Results from Using a Continuous Glucose Monitor
Why Try a CGMS & Preparation for CGMS
Our diabetes program at Children's Hospital of Philadelphia (CHOP) is developing a diabetes technology program that incorporates devices like continuous glucose monitoring systems (CGMS ) into the overall care of patients. Nurse practitioners or endocrinologists can call in a member of the diabetes technology team during patient appointments, as needed. In addition to patient consultation and pump and CGMS starts, the technology team provides educational classes a few times a year at the clinic sites.
Our nurse practitioner used to be one of the insulin pump experts in the practice, but the practice soon realized with new pumps and technologies appearing on the market they needed a more global responsive approach so that all patients could get the information - not just the patients with the most technologically savvy practitioner. Our nurse told us she started to have trouble keeping up with all the different features of each pump and CGMS so she was grateful for the intervention of a designated technology unit and the training and support they provide to the nurse practitioners and endocrinologists.
We took advantage of a five day CGMS trial earlier this school year because Josh had gone through a tremendous growth spurt and we were having trouble regulating his blood sugar numbers. The numbers were all over the place and I suspected the early morning highs may have been the result of missed late night lows. Josh did lots of extra finger sticks and my husband and I did extra middle of the night checks but that data was inconclusive. We were constantly tweaking Josh's basal rates but basal tests showed the basal rates were correct. We presented the CGMS to Josh as an opportunity and a science experiment and Josh agreed to wear the device for 5 days.
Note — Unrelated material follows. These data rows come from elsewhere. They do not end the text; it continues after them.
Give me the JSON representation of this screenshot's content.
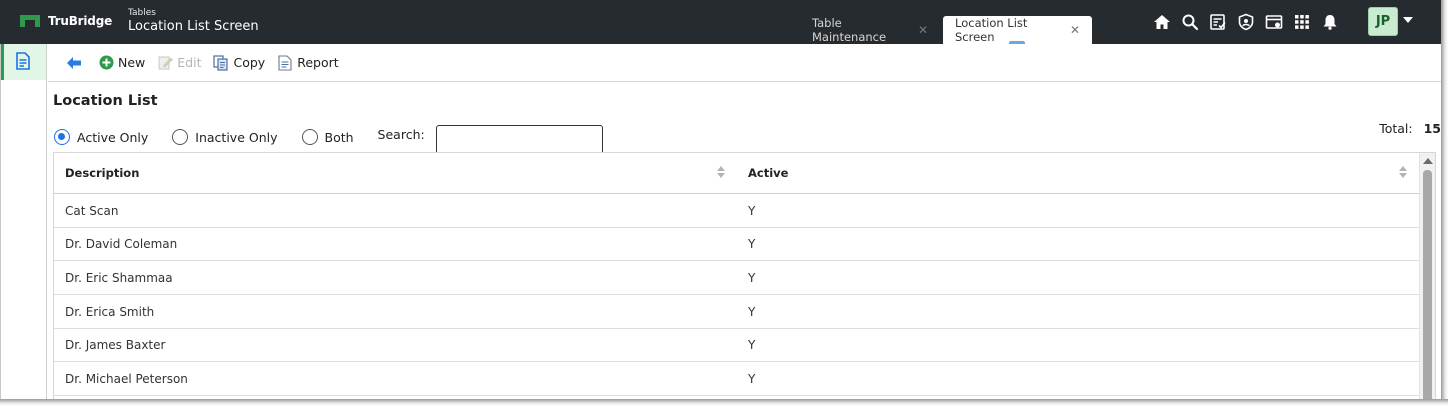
{
  "app": {
    "brand": "TruBridge",
    "section": "Tables",
    "screen_title": "Location List Screen"
  },
  "tabs": [
    {
      "label": "Table Maintenance",
      "active": false
    },
    {
      "label": "Location List Screen",
      "active": true
    }
  ],
  "header_icons": [
    "home-icon",
    "search-icon",
    "checklist-icon",
    "shield-icon",
    "calendar-icon",
    "apps-grid-icon",
    "bell-icon"
  ],
  "user": {
    "initials": "JP"
  },
  "toolbar": {
    "back_icon": "back-arrow-icon",
    "new_label": "New",
    "edit_label": "Edit",
    "copy_label": "Copy",
    "report_label": "Report"
  },
  "page": {
    "title": "Location List",
    "filters": {
      "active_only": "Active Only",
      "inactive_only": "Inactive Only",
      "both": "Both",
      "selected": "Active Only"
    },
    "search_label": "Search:",
    "search_value": "",
    "total_label": "Total:",
    "total_count": "15"
  },
  "table": {
    "columns": [
      "Description",
      "Active"
    ],
    "rows": [
      {
        "description": "Cat Scan",
        "active": "Y"
      },
      {
        "description": "Dr. David Coleman",
        "active": "Y"
      },
      {
        "description": "Dr. Eric Shammaa",
        "active": "Y"
      },
      {
        "description": "Dr. Erica Smith",
        "active": "Y"
      },
      {
        "description": "Dr. James Baxter",
        "active": "Y"
      },
      {
        "description": "Dr. Michael Peterson",
        "active": "Y"
      }
    ]
  },
  "colors": {
    "topbar": "#262b30",
    "brand_green": "#2e9a4c",
    "radio_blue": "#1a73e8",
    "avatar_bg": "#c9ecd1"
  }
}
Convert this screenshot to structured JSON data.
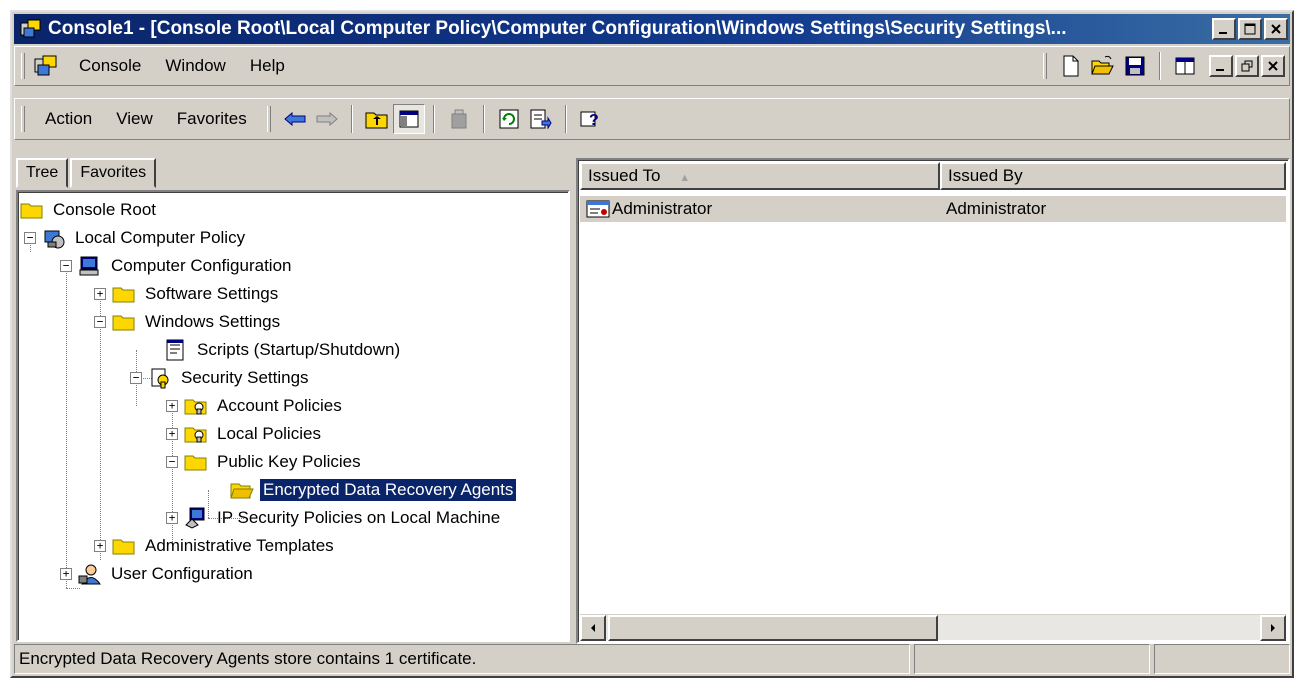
{
  "window": {
    "title": "Console1 - [Console Root\\Local Computer Policy\\Computer Configuration\\Windows Settings\\Security Settings\\...",
    "title_color": "#0a246a"
  },
  "menu": {
    "items": [
      {
        "label": "Console"
      },
      {
        "label": "Window"
      },
      {
        "label": "Help"
      }
    ]
  },
  "toolbar": {
    "items": [
      {
        "label": "Action"
      },
      {
        "label": "View"
      },
      {
        "label": "Favorites"
      }
    ]
  },
  "tabs": [
    {
      "label": "Tree",
      "active": true
    },
    {
      "label": "Favorites",
      "active": false
    }
  ],
  "tree": {
    "nodes": [
      {
        "label": "Console Root",
        "icon": "folder-icon"
      },
      {
        "label": "Local Computer Policy",
        "icon": "policy-icon",
        "expander": "−"
      },
      {
        "label": "Computer Configuration",
        "icon": "computer-icon",
        "expander": "−"
      },
      {
        "label": "Software Settings",
        "icon": "folder-icon",
        "expander": "+"
      },
      {
        "label": "Windows Settings",
        "icon": "folder-icon",
        "expander": "−"
      },
      {
        "label": "Scripts (Startup/Shutdown)",
        "icon": "script-icon"
      },
      {
        "label": "Security Settings",
        "icon": "security-icon",
        "expander": "−"
      },
      {
        "label": "Account Policies",
        "icon": "policy-folder-icon",
        "expander": "+"
      },
      {
        "label": "Local Policies",
        "icon": "policy-folder-icon",
        "expander": "+"
      },
      {
        "label": "Public Key Policies",
        "icon": "folder-icon",
        "expander": "−"
      },
      {
        "label": "Encrypted Data Recovery Agents",
        "icon": "open-folder-icon",
        "selected": true
      },
      {
        "label": "IP Security Policies on Local Machine",
        "icon": "ip-security-icon",
        "expander": "+"
      },
      {
        "label": "Administrative Templates",
        "icon": "folder-icon",
        "expander": "+"
      },
      {
        "label": "User Configuration",
        "icon": "user-config-icon",
        "expander": "+"
      }
    ]
  },
  "list": {
    "columns": [
      {
        "label": "Issued To",
        "sort": "▲"
      },
      {
        "label": "Issued By"
      }
    ],
    "rows": [
      {
        "issued_to": "Administrator",
        "issued_by": "Administrator",
        "icon": "certificate-icon"
      }
    ]
  },
  "status": {
    "text": "Encrypted Data Recovery Agents store contains 1 certificate."
  }
}
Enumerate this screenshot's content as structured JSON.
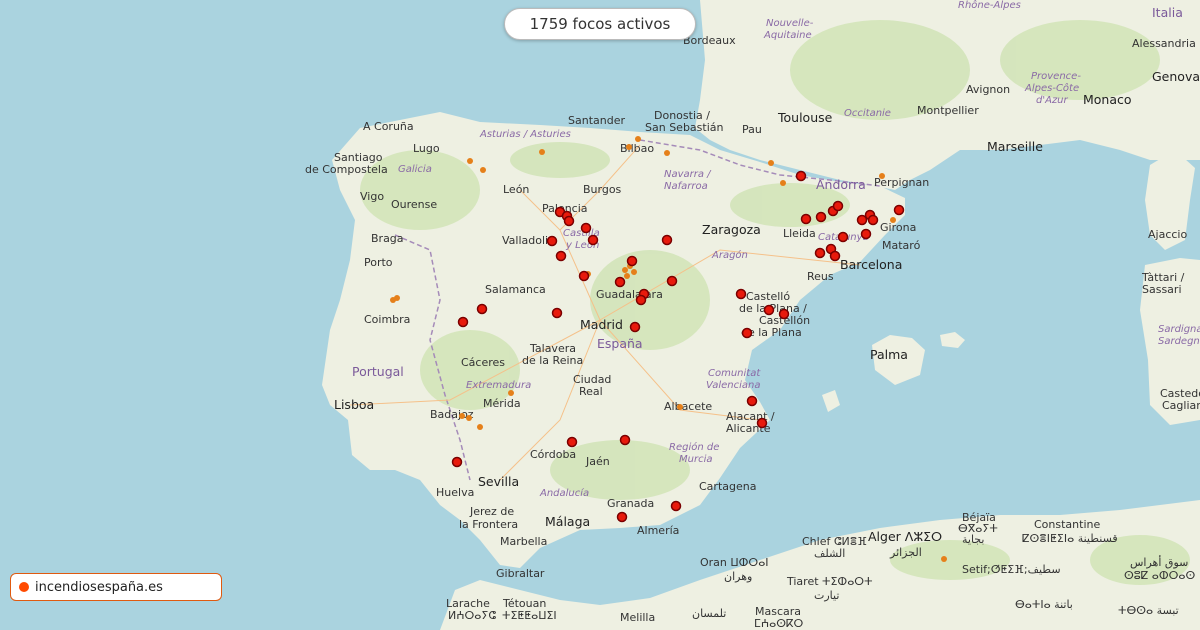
{
  "header": {
    "fire_count_text": "1759 focos activos"
  },
  "brand": {
    "label": "incendiosespaña.es",
    "dot_color": "#ff4a00"
  },
  "colors": {
    "fire_major": "#e81a0c",
    "fire_minor": "#e5801a",
    "sea": "#aad3df",
    "land": "#f2efe9"
  },
  "labels": {
    "coruna": "A Coruña",
    "santiago": "Santiago",
    "compostela": "de Compostela",
    "lugo": "Lugo",
    "galicia": "Galicia",
    "vigo": "Vigo",
    "ourense": "Ourense",
    "braga": "Braga",
    "porto": "Porto",
    "coimbra": "Coimbra",
    "portugal": "Portugal",
    "lisboa": "Lisboa",
    "badajoz": "Badajoz",
    "merida": "Mérida",
    "caceres": "Cáceres",
    "extremadura": "Extremadura",
    "asturias": "Asturias / Asturies",
    "santander": "Santander",
    "bilbao": "Bilbao",
    "donostia": "Donostia /",
    "sansebastian": "San Sebastián",
    "leon": "León",
    "burgos": "Burgos",
    "palencia": "Palencia",
    "valladolid": "Valladolid",
    "castilla": "Castilla",
    "yleon": "y León",
    "salamanca": "Salamanca",
    "navarra": "Navarra /",
    "nafarroa": "Nafarroa",
    "zaragoza": "Zaragoza",
    "aragon": "Aragón",
    "guadalajara": "Guadalajara",
    "madrid": "Madrid",
    "espana": "España",
    "talavera": "Talavera",
    "delareina": "de la Reina",
    "ciudadreal1": "Ciudad",
    "ciudadreal2": "Real",
    "cordoba": "Córdoba",
    "jaen": "Jaén",
    "sevilla": "Sevilla",
    "huelva": "Huelva",
    "jerez1": "Jerez de",
    "jerez2": "la Frontera",
    "andalucia": "Andalucía",
    "malaga": "Málaga",
    "marbella": "Marbella",
    "granada": "Granada",
    "almeria": "Almería",
    "gibraltar": "Gibraltar",
    "albacete": "Albacete",
    "murcia1": "Región de",
    "murcia2": "Murcia",
    "cartagena": "Cartagena",
    "alacant1": "Alacant /",
    "alacant2": "Alicante",
    "comunitat1": "Comunitat",
    "comunitat2": "Valenciana",
    "castello1": "Castelló",
    "castello2": "de la Plana /",
    "castello3": "Castellón",
    "castello4": "de la Plana",
    "lleida": "Lleida",
    "catalunya": "Catalunya",
    "barcelona": "Barcelona",
    "reus": "Reus",
    "girona": "Girona",
    "mataro": "Mataró",
    "andorra": "Andorra",
    "perpignan": "Perpignan",
    "bordeaux": "Bordeaux",
    "nouvelle": "Nouvelle-",
    "aquitaine": "Aquitaine",
    "toulouse": "Toulouse",
    "occitanie": "Occitanie",
    "montpellier": "Montpellier",
    "marseille": "Marseille",
    "avignon": "Avignon",
    "pau": "Pau",
    "provence1": "Provence-",
    "provence2": "Alpes-Côte",
    "provence3": "d'Azur",
    "monaco": "Monaco",
    "genova": "Genova",
    "alessandria": "Alessandria",
    "rhone": "Rhône-Alpes",
    "italia": "Italia",
    "palma": "Palma",
    "ajaccio": "Ajaccio",
    "tattari": "Tàttari /",
    "sassari": "Sassari",
    "sardigna": "Sardigna /",
    "sardegna": "Sardegna",
    "casteddu": "Casteddu",
    "cagliari": "Cagliari",
    "oran1": "Oran ⵡⵀⵔⴰⵏ",
    "oran2": "وهران",
    "chlef1": "Chlef ⵛⵍⴻⴼ",
    "chlef2": "الشلف",
    "alger1": "Alger ⴷⵣⵉⵔ",
    "alger2": "الجزائر",
    "bejaia1": "Béjaïa",
    "bejaia2": "ⴱⴳⴰⵢⵜ",
    "bejaia3": "بجاية",
    "constantine1": "Constantine",
    "constantine2": "ⵇⵙⴻⵏⵟⵉⵏⴰ قسنطينة",
    "tiaret1": "Tiaret ⵜⵉⵀⴰⵔⵜ",
    "tiaret2": "تيارت",
    "setif": "Setif;ⵚⵟⵉⴼ;سطيف",
    "larache1": "Larache",
    "larache2": "ⵍⵄⵔⴰⵢⵛ",
    "tetouan1": "Tétouan",
    "tetouan2": "ⵜⵉⵟⵟⴰⵡⵉⵏ",
    "melilla": "Melilla",
    "tlemcen": "تلمسان",
    "mascara1": "Mascara",
    "mascara2": "ⵎⵄⴰⵙⴽⵔ",
    "batna": "ⴱⴰⵜⵏⴰ باتنة",
    "tebessa": "ⵜⴱⵙⴰ تبسة",
    "souk1": "سوق أهراس",
    "souk2": "ⵙⵓⵇ ⴰⵀⵔⴰⵙ"
  }
}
The technology program's requirements for wearing the device included first meeting with a nutritionist and providing a one week detailed food log. I thought this was just a hoop to screen out motivated users, but CHOP had found that poor blood sugar control was almost always directly related to diet, poor carbohydrate counting or incorrect food to insulin ratios. They also wanted to be sure our family was willing to keep a detailed food log because a food and activity log is essential to "translating" the raw CGMS blood sugar data. Some family's problems are solved in the meeting with the nutritionist and they do not proceed to the CGMS. Although we did get some new tips like how to cover protein and fat with insulin, our problem was not solved so we moved forward with the CGMS trial.